HIV/AIDS in Mozambique Threatens To Undermine Country’s Long-Term Economic Growth, IMF Official Says

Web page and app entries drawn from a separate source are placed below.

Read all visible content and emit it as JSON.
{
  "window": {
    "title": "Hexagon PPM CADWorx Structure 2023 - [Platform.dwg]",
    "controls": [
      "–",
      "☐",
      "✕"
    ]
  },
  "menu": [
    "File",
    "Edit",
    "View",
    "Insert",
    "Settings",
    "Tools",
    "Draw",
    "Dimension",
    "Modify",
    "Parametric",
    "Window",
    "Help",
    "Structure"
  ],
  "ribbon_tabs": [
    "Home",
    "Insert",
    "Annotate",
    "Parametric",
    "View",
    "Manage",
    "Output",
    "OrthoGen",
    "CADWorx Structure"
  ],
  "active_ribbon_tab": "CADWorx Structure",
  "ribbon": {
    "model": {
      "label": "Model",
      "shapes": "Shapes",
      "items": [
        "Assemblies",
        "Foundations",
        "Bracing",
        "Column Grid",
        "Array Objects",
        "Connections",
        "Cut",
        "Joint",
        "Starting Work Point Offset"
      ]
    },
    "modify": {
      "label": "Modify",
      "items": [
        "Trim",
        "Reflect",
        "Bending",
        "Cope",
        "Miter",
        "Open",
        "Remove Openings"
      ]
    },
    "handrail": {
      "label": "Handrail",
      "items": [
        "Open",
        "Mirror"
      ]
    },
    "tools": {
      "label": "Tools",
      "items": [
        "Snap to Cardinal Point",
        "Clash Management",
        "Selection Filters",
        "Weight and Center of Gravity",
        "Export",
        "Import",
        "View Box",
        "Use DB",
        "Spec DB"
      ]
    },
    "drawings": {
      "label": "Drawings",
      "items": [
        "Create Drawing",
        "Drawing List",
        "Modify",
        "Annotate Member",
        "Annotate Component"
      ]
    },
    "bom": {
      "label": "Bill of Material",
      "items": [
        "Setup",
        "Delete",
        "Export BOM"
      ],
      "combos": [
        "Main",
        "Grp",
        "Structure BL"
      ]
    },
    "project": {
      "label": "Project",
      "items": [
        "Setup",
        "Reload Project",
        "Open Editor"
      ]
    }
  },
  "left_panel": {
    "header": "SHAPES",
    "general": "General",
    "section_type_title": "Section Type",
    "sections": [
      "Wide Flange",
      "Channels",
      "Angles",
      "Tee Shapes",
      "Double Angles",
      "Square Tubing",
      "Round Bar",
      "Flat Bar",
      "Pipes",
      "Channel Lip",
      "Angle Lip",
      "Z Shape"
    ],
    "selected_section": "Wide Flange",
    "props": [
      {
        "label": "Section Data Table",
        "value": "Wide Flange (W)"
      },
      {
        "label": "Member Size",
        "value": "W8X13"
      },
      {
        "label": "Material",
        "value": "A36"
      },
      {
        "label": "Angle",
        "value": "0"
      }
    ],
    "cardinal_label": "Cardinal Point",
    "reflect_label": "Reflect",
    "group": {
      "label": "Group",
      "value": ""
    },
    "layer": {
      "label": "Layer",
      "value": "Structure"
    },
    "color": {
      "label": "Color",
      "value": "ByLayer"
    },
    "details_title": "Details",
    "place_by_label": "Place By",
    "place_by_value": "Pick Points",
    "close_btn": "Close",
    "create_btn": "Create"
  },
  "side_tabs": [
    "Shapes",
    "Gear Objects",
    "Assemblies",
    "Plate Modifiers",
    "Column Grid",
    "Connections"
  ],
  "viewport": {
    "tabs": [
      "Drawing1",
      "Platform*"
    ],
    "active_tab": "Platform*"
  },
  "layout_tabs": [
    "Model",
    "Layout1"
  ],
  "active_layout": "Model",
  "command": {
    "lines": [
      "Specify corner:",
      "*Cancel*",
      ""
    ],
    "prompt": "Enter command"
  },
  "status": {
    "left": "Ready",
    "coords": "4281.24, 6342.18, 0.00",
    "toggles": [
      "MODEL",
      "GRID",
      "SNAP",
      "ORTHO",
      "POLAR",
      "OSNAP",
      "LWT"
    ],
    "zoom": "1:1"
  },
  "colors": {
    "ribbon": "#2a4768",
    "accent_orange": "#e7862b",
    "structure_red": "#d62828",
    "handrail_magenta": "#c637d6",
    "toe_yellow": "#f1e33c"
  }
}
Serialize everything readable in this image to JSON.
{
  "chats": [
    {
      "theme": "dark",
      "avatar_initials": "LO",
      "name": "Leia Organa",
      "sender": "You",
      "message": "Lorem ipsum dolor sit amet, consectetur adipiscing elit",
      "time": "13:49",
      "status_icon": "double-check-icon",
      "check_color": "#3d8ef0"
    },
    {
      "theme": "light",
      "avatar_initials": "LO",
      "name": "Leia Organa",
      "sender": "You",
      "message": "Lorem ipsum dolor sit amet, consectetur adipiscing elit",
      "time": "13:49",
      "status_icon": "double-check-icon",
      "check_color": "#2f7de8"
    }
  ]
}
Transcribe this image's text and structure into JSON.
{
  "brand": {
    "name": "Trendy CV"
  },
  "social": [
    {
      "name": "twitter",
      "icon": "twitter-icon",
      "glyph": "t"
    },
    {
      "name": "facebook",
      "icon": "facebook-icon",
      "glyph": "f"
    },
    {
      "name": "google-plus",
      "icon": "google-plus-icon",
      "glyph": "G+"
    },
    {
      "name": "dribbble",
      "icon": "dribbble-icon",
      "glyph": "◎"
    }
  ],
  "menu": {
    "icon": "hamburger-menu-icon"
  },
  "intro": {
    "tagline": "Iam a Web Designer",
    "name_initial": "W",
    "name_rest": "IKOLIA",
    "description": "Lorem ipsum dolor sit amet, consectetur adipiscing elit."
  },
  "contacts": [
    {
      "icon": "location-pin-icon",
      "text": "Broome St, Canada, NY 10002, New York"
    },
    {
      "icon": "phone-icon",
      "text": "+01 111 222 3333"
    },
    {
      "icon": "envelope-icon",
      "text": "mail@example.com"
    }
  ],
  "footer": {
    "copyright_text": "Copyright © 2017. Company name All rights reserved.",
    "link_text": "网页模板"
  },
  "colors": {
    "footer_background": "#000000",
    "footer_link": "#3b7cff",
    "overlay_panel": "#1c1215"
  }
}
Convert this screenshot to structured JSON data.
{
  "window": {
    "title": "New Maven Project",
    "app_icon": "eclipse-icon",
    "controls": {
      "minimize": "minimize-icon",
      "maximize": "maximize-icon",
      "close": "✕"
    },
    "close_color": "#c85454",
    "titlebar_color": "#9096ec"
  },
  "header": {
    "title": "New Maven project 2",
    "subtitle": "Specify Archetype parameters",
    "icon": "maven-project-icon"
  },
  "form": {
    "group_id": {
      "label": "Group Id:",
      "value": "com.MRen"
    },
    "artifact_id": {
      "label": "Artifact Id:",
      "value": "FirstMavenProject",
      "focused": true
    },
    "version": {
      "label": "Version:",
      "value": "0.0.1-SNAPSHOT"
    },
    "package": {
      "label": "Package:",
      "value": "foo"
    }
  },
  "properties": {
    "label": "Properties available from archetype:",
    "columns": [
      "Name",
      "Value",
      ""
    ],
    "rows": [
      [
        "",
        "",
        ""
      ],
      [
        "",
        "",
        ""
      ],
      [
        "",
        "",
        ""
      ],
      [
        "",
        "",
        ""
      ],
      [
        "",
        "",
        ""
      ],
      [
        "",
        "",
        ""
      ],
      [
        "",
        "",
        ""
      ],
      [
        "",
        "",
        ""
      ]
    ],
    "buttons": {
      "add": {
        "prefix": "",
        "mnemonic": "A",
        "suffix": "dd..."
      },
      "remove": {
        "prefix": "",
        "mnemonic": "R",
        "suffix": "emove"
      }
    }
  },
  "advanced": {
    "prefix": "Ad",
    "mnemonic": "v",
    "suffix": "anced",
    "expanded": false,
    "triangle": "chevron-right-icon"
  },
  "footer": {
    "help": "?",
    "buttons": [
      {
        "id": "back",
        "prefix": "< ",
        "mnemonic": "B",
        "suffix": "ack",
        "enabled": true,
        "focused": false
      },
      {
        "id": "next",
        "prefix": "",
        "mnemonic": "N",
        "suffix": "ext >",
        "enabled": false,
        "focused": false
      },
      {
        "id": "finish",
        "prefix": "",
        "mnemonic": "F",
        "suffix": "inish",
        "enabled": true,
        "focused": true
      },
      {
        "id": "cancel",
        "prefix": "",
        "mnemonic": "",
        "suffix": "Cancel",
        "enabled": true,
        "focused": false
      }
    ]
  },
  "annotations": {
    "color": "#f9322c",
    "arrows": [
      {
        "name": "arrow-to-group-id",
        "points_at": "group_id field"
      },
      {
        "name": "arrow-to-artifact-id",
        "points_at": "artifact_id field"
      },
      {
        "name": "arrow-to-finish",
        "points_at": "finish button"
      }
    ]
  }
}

HIV/AIDS in Mozambique poses a growing threat to the country's long-term economic development, and the government must increase efforts to fight the epidemic, International Monetary Fund resident representative Felix Fischer said on Thursday, Reuters UK reports. According to UNAIDS, the percentage of adults living with HIV/AIDS in Mozambique doubled to 16.2% from 1998 through 2004. In addition, the Mozambique Ministry of Health estimates that there are nearly 1.6 million HIV-positive people, mostly ages 14 to 29, living in the country and that about 500 people acquire the virus daily, Reuters UK reports. "HIV/AIDS is hindering development ... it's a major risk for a sustainable economy because capacities in this country are very limited," Fischer said, adding, "Obviously, if the mortality rate due to AIDS increases, you lose a lot of capable people who have just been trained, so the containment of AIDS is absolutely crucial." Mozambican President Armando Guebuza this week in his state of the nation speech said HIV/AIDS has become "a major obstacle to development" in the country, adding, "What makes the scenario more dramatic is that many of the more than 1.5 million Mozambicans infected do not know they are carrying the HIV virus, they only seek assistance in the last stages of their lives." The IMF and the Mozambican government in March will meet to examine the Poverty Reduction and Growth Facility and will discuss HIV/AIDS prevention and treatment strategies, Fischer said (Mangwiro, Reuters UK, 12/21).This is part of the KHN Morning Briefing, a summary of health policy coverage from major news organizations. Sign up for an email subscription.